Over the years, PCBs have rapidly grown in the medical industry. Technology has advanced, and more and more medical diagnostic, research, and treatment procedures have become computerized. Therefore, designing PCBs for medical equipment is becoming a necessity across the industry. As diagnostic, therapeutic, and research tactics have taken a step forward, HDI PCBs will have more work to perform in the medical sector.
An HDI PCB prototype design is a pre-production model of a product—assembled only to evaluate design concepts to determine whether they function. Even though most prototypes are created to test basic user functionality, engineers need fully working HDI PCB prototypes to verify the complete functionality of designs.
Medical devices are closely inspected, and there are several rules and standards in place for the designing, manufacturing, and quality control of these systems and the printed circuit board assemblies (PCBAs) from which they are primarily composed.
The following are some examples of medical device HDI PCB applications:
• Instrumentation (Electron Microscopes and Photometers)
• Controllers (Fluid Infusion and Flow Rate Control System)
• Scanners (Ultrasound and Computed Tomography (CT) Scanners)
• Monitors (Blood Pressure, Heart Rate, and Glucose Meters)
• Biomedical Devices (Electroencephalogram (EEG), and Electrocardiogram (ECG/EKG), Pacemakers, X-Ray Equipment, and Blood Analyzers)
Designing HDI PCB for Medical Device
One of the primary reasons you are adopting HDI in the first place is most likely to reduce the size of your board to comply with any medical device installation requirements.

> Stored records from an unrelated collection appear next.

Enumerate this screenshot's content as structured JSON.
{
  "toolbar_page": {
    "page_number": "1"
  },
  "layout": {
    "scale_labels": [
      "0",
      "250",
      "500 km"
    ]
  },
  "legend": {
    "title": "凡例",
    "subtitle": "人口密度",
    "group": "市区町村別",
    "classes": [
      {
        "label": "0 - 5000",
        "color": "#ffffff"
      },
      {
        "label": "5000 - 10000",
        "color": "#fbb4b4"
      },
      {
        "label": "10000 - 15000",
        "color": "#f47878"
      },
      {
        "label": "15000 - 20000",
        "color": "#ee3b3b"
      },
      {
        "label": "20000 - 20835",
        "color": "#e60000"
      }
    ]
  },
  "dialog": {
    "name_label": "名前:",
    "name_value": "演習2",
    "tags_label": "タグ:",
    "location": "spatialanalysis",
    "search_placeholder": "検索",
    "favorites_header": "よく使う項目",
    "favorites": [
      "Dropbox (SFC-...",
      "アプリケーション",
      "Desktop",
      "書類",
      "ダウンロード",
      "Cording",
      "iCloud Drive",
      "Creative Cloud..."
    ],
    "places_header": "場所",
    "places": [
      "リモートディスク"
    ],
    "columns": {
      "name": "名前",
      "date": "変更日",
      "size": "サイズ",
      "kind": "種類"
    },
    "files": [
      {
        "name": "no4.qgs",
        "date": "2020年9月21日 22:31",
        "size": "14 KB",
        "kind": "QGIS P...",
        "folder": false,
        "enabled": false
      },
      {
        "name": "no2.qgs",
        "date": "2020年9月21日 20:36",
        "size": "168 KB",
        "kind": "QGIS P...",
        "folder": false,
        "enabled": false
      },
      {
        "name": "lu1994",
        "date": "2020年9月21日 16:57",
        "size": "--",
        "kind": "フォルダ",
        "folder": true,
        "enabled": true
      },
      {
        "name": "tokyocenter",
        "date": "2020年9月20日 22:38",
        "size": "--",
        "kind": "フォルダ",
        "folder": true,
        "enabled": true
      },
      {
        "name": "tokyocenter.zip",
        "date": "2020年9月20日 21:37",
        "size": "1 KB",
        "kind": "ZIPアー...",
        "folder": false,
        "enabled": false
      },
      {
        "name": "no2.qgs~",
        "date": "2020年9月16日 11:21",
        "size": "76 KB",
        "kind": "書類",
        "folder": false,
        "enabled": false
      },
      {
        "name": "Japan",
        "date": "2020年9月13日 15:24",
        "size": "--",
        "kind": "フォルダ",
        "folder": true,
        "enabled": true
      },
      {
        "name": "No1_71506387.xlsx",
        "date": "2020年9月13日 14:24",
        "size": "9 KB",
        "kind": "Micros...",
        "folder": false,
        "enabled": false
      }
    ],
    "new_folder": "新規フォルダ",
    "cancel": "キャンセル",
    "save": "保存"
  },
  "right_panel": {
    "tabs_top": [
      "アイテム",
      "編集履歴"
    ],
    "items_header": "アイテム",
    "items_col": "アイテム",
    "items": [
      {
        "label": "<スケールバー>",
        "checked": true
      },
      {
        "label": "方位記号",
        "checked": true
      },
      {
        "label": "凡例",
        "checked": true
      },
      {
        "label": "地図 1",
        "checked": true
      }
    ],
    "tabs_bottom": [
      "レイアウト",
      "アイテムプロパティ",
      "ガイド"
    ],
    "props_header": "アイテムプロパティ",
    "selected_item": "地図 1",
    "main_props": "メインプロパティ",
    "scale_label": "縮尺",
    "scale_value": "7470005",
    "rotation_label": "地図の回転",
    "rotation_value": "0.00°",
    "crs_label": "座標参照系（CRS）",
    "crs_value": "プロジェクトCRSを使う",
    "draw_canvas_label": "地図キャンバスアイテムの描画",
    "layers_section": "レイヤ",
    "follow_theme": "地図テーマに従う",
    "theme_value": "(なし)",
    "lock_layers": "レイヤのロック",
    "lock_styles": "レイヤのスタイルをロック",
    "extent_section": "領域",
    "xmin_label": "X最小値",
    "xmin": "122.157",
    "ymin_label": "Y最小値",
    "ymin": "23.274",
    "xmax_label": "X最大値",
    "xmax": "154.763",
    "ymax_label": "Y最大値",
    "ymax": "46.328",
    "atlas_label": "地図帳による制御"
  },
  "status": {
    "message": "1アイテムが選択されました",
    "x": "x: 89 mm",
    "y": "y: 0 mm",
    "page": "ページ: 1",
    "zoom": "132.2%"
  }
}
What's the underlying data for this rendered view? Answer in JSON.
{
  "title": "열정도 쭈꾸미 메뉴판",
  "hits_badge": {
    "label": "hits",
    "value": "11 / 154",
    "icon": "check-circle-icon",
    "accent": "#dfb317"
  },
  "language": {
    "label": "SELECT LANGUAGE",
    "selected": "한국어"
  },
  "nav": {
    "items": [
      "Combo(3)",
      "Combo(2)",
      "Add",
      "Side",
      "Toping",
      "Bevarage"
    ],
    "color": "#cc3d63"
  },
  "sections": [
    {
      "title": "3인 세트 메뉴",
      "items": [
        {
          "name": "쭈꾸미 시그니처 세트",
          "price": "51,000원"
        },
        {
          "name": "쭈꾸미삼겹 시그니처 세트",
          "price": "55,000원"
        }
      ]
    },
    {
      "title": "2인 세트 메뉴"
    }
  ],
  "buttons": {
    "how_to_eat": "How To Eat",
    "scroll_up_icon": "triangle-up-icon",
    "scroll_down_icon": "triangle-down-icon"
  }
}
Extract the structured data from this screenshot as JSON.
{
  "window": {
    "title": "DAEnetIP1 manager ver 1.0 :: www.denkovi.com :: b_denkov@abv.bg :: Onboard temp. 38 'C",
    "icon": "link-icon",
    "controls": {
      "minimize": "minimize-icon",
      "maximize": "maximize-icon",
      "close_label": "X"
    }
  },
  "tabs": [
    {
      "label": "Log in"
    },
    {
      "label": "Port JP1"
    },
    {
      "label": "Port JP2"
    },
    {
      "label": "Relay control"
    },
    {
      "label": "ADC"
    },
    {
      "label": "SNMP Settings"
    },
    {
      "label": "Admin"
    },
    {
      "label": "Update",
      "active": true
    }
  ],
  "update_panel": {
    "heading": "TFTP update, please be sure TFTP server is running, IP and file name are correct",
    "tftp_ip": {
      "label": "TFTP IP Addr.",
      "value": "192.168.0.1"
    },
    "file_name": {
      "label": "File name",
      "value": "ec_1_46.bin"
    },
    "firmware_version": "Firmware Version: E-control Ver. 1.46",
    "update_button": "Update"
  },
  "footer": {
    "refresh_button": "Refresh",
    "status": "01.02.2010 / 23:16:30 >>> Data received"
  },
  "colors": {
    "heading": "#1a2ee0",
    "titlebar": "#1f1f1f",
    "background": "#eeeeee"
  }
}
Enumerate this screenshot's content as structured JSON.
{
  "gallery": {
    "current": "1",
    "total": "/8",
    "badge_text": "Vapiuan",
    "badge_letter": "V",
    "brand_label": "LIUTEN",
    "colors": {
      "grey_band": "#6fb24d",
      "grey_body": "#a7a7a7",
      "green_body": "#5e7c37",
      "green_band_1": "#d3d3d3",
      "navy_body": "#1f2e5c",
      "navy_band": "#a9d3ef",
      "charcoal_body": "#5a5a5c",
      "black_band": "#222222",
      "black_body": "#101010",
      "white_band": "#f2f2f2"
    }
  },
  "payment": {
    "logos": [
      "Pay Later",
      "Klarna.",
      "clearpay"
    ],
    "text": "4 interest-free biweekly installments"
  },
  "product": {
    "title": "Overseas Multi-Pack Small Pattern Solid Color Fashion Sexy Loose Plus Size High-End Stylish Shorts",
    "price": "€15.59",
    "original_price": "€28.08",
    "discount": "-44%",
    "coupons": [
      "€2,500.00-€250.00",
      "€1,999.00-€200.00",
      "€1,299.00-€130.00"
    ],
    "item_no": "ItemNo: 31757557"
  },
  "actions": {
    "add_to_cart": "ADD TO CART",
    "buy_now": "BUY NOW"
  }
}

To create the best medical equipment possible, the design of an HDI board will need both minimization and a maximization technique throughout the process.
It is necessary to reduce the complexity of your design to the greatest extent possible to achieve this goal. Keep in mind that the more uniform your design is (having the fewest number of various component types, tracing widths, via types and sizes), the more effectively you may use the available space and optimize the density of traces, etc.
To confirm that your design is manufactural, you must join hands with a contract manufacturer (CM) throughout the design process. This way, you get to learn about the most critical component and implement your CM's DFM regulations and standards in the initial stage. It is also essential that you work with a CM that can efficiently construct these high-performance boards for you without sacrificing manufacturing quality or turnaround time.
Many miniaturizations, complexity, and quality demands are put on circuit boards used in medical equipment. However, there are no indicators that this will change anytime soon. As long as medical PCB assembly is subjected to further testing and development, HDI PCB will improve the overall manufacturing process.
To sum up, the trend in printed circuit board design and development for at least the last couple of decades has been to progressively reduce board size while boosting functionality rather than sacrificing it. The technologists wouldn't have achieved this trend without using SMDs, which have the high pin, pad, and ball counts packed into specifically integrated circuits.
Microvias PCB is the underlying technology that allows this level of diversity and density to be achieved. Now that you know how this technology is utilized in medical devices and how to include it in your board design process, it's time to contact a reliable HDI PCB manufacturer.
HDI PCB for Medical Devices at HemeixinPCB
HemeixinPCB has exceptional expertise in designing, developing, and deploying Printed Circuit Boards (PCBs) of various shapes and sizes. Producing high-quality boards in a short period is made possible by our knowledgeable personnel and outstanding production team. Our ability to work on projects of any size is among our strengths.
We take pride in delivering the highest-quality printed circuit boards (PCBs) to the medical sector. Our HDI PCBs are subjected to extensive quality assurance testing to meet or exceed industry standards. Our manufacturing facility is located in Shenzhen, China. Don't hesitate to contact us to learn more about our cutting-edge technologies.
Wanxia Industrial Park, Tongfuyu Industrial Area,
Shajing Town, Bao'an District, Shenzhen, China